With the holidays in full swing, my wife purchased several presents online from Kohl’s, with the expectation that she would receive the Yes2You reward points. About a week after making the purchases, she checked her account and could not find that the reward points were to be credited to her account. So daughter Emily called Kohl’s customer service on Wednesday to inquire on Joanne’s behalf. It turns out that somehow, the Yes2You rewards card she has is different than the account that is connected to her online account.
After talking with the customer service reps for 22 minutes, Emily came to the realization that the person on the other end of the phone did not understand the issue, much less how to solve it. To us the solution was simple; move the points from one account to the other, and then close the first account. Apparently neither the issue nor the solution on the other end was as simple. The conversation was difficult, with neither party able to gain an understanding of the other. Emily grew tired and decided to try again later.
Later was Monday night, and I was around to hear part of the conversation. Emily had her phone on speaker while a different customer service rep tried to understand and solve our problem. Again, there seemed to be a lack of understanding as they went back and forth trying solve the problem. As an outsider, both the problem and the solution we wanted seemed fairly simple. But then Emily was suddenly placed on hold. Surprise! When a still different customer service rep picked up after a few minutes, Emily had about reached the end of her patience. She decided not to explain it to the 3rd rep in 2 calls, she immediately asked for a supervisor.
Instead of being transferred, she was questioned why she wanted a supervisor. When she told the story, the rep refused to transfer her, insisting that he could resolve the issue. He couldn’t and Emily asked again for a supervisor and was placed on hold, for a long time. Finally she got a recorded message stating a list of options, which included “zero to talk to a customer service representative”. Zero got her back to the same recorded message and an infinite voice mail loop.
As small business owners and managers we typically do not have these same problems as with call centers. But we do have customers that come to us with their problems, and it is our job to make sure that we have the staff that can make those problems go away. It sounds cliché that problems are really opportunities to give great service and solidify customer relationships. It is an easy way we can beat the larger companies that might have lower costs or a wider selection. But we have to invest in the people and training to make it happen every day.
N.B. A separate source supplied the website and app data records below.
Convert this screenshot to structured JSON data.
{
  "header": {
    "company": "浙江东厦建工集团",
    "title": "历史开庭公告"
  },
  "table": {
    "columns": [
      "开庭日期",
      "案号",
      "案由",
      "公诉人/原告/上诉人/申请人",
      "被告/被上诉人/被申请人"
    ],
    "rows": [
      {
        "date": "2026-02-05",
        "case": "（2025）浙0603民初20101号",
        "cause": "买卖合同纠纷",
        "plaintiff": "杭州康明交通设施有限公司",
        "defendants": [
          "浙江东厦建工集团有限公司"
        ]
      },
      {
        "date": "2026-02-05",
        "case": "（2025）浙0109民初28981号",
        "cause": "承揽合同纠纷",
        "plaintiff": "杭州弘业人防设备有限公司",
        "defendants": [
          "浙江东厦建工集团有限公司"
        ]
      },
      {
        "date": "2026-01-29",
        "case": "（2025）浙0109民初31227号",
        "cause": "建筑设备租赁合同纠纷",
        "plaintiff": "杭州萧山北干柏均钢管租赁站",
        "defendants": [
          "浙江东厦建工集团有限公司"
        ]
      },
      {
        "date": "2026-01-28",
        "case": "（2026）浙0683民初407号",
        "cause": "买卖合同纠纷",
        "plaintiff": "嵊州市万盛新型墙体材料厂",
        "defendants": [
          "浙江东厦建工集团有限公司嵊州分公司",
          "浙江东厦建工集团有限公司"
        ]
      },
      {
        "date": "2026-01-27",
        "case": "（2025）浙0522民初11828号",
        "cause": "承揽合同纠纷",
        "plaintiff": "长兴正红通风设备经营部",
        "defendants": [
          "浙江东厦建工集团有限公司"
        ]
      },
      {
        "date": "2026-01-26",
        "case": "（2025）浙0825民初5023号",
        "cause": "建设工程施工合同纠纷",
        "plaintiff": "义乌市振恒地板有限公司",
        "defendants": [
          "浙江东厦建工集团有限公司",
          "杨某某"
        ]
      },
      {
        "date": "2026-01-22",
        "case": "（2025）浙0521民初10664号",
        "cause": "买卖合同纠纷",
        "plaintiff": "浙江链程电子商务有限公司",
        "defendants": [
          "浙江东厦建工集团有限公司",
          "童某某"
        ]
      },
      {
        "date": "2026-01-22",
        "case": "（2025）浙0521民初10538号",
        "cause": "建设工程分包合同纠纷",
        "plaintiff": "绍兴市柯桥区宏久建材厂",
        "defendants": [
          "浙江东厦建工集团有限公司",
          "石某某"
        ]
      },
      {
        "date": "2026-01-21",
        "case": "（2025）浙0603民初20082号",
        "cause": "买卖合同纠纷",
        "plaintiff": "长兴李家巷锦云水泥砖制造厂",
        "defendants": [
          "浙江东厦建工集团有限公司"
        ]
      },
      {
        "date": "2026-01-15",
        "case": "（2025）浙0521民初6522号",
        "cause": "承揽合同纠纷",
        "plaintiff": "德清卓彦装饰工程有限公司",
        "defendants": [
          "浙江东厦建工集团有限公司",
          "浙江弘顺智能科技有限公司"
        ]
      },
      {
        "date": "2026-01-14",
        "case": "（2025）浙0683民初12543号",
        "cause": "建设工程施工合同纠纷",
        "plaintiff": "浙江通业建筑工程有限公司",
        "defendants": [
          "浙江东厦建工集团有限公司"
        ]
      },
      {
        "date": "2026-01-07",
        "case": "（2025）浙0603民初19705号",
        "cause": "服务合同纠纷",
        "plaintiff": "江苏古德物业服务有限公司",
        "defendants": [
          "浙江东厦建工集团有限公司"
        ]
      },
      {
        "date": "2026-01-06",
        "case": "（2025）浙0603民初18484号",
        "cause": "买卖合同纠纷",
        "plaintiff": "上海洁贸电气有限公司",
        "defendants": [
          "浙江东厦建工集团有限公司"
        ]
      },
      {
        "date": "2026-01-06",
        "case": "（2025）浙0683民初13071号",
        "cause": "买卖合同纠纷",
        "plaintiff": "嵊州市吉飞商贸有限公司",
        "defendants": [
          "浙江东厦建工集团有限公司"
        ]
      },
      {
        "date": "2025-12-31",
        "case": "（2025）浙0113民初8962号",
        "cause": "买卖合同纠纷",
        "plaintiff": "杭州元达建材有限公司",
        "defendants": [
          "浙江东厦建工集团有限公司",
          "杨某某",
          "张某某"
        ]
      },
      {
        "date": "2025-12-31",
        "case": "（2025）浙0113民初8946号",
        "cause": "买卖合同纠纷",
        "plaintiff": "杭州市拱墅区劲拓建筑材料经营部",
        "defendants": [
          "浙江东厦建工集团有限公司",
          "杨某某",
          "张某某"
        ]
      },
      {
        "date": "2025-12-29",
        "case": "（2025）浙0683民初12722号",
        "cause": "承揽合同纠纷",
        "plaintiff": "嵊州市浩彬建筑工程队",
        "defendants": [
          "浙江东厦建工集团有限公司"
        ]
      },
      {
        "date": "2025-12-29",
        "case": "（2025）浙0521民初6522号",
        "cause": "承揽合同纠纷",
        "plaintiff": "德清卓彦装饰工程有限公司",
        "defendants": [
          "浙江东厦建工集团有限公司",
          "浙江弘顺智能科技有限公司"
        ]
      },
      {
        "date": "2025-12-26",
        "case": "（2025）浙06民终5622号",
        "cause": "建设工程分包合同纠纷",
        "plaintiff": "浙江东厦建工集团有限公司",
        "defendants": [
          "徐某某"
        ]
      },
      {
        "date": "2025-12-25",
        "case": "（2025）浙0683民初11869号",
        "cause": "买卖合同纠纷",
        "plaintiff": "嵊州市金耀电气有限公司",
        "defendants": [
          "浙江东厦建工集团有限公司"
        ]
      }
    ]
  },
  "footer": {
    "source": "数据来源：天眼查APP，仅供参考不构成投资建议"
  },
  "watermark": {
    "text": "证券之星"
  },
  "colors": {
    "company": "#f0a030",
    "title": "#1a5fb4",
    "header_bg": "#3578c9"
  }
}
Emily finally gave up after 47 frustrating minutes, and hung up from Kohl’s customer service. Later she went on to Kohl’s Facebook page and registered her frustration. Kohl’s did respond offering a live chat session. But nobody answered Emily’s chat request. What she did get later was a response stating that her problem should be solved by a quick call to their customer service. I guess we will just keep trying…